The official blog for author Ashley Chappell. Check back every week for a few laughs at my expense or, if you know the love-hate process that is writing, commiseration.

Thursday, February 17, 2011

Frog Legs, and other tasty analogies...

"You're only fooling yourself." This is an old admonishment but I believe it holds true for every last one of us whether we want to admit it or not. Whether it's denial of an emotion, a weakness, or a problem at some point each of us has in some way lied to the world in an attempt to convince ourselves that a situation was anything other than what it appeared to be.

There are a number of possible reasons that we aren't honest with ourselves, but in my opinion many of these tie back to self preservation. This is one of the few true Darwinian characteristics left to us and, boy, do we know how to embrace it. First and foremost, it helps us maintain the illusion of control. For instance, it's not uncommon to find that comfort and routine have led you into a situation that has progressed beyond what you may have chosen at a different time. This is the old frog boiling analogy: if you dump a frog into a pot of boiling water he'll jump right out because he gets to assess the entire situation at once (because frogs are smart like that) and realizes that its not an ideal position for him to be in. But if you put him into room temperature water and slowly increase the temperature he'll chill out and enjoy the spa until we all have frog legs for dinner. The same is true for us in situational dilemmas (because we are apparently as smart as frogs). When we have the ability to look in from the outside and see all of the factors at once things are much clearer for us. But when we slowly put ourselves into the "pot", we have the ability to keep convincing ourselves that it's not getting too hot even when it starts to burn. The situation is clearly not out of our control by this point but for some reason staying in the pot sometimes seems less painful than getting out and trying to heal.

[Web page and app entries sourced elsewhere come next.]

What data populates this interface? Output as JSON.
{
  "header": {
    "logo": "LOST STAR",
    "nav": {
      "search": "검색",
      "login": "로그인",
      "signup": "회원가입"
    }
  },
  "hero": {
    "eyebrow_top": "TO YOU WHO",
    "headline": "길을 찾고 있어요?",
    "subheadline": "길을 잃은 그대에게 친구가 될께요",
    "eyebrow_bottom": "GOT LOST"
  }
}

Another common self-preserving lie is the barrier we build around ourselves to guard from certain emotions. We can hide behind so many things; humor, distance, cruelty, sex, and even chastity. The method we use to keep people at arm's distance from us isn't so important as the why, but unfortunately once we've built that wall we're better at keeping ourselves out than the supposed enemy.

In a lot of ways, what keeps us from being the person that we want to be is the package of lies we've sold ourselves about who we already are and what we think we should be feeling. We all have an ideal of who and what we want to be and go to great strides to paint ourselves in that image. All it takes just once in a while is an honest mirror in front of us, whether it's someone we love or a total stranger that sees right through our bullshit, to shake something loose in us and help us better ourselves. Yet that confrontation doesn't come nearly as often as it should. It may not always feel good to hear, more likely it will never feel good, but I know I want that chance to become a better person, to be challenged and called on my own personal bullshit.

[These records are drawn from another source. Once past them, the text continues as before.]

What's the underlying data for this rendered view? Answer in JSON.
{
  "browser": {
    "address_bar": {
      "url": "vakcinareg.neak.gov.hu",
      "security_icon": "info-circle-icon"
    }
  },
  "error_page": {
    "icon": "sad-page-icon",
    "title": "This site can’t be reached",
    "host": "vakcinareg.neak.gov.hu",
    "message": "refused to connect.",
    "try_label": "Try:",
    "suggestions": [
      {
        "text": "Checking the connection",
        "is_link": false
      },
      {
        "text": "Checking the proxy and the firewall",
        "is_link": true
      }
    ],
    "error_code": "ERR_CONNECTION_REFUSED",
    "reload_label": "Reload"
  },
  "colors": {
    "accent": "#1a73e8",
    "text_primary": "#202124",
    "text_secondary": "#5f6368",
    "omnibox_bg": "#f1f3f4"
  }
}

Sometimes I think we've just got to be knocked out of our own way to get back on track.